Sir, – Greer Fay Cashman is right in stating that “the name of Swedish diplomat Raoul Wallenberg is inextricably bound with both the fate and the future of Jewish people” (“The centenary of Raoul Wallenberg’s birth,” Grapevine, February 8). Sixty-seven years after his abduction by the Soviets, and on his 100th birthday, Wallenberg still stands out among the scores of brave women and men who risked their lives in an effort to save others and make a difference.
We at the International Raoul Wallenberg Foundation pay tribute to his legacy in diverse ways.
We research and divulge the hitherto unknown feats of other rescuers and create educational programs aimed at instilling their deeds in the hearts and minds of youngsters. We also address other periods and areas, such as Turks who saved Armenians, and foster projects of reconciliation.

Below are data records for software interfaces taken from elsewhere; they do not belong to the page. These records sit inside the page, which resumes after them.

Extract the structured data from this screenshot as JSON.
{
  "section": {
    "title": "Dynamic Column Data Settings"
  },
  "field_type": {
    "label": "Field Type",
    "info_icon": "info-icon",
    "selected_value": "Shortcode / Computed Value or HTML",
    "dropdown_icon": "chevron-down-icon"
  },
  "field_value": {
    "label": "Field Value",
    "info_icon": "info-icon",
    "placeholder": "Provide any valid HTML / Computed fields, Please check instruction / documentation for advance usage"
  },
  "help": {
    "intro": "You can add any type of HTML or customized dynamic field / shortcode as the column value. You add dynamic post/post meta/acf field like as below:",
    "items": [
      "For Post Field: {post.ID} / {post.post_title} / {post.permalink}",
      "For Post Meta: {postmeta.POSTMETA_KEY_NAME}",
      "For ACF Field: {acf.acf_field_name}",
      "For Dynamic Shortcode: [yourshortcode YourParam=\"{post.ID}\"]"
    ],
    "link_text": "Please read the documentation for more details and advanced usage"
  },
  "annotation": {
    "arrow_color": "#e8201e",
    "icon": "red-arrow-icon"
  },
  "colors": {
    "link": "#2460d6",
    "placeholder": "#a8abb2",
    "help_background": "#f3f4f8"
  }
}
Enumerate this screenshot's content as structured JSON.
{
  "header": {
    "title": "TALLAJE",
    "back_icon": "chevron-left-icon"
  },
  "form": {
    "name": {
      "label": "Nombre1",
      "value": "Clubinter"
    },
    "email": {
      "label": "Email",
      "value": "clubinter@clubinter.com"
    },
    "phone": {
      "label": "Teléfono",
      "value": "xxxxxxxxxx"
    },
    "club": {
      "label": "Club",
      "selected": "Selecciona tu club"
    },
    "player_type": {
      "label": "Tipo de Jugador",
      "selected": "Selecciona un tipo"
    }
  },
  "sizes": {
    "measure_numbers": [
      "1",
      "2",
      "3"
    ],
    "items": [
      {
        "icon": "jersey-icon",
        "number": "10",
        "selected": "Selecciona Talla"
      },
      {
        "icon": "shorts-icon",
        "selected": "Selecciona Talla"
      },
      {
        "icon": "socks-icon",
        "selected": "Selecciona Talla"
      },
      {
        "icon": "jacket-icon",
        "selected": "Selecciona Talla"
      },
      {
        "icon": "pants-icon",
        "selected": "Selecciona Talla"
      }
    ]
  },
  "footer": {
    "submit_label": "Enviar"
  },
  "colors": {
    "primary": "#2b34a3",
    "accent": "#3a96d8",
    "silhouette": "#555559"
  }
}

And we don’t neglect our relentless efforts to secure reliable information as to Wallenberg’s fate and whereabouts. We believe that the answers must be buried somewhere in the KGB archives. We strongly urge the Russian authorities to let Raoul reunite with his living sister, Nina.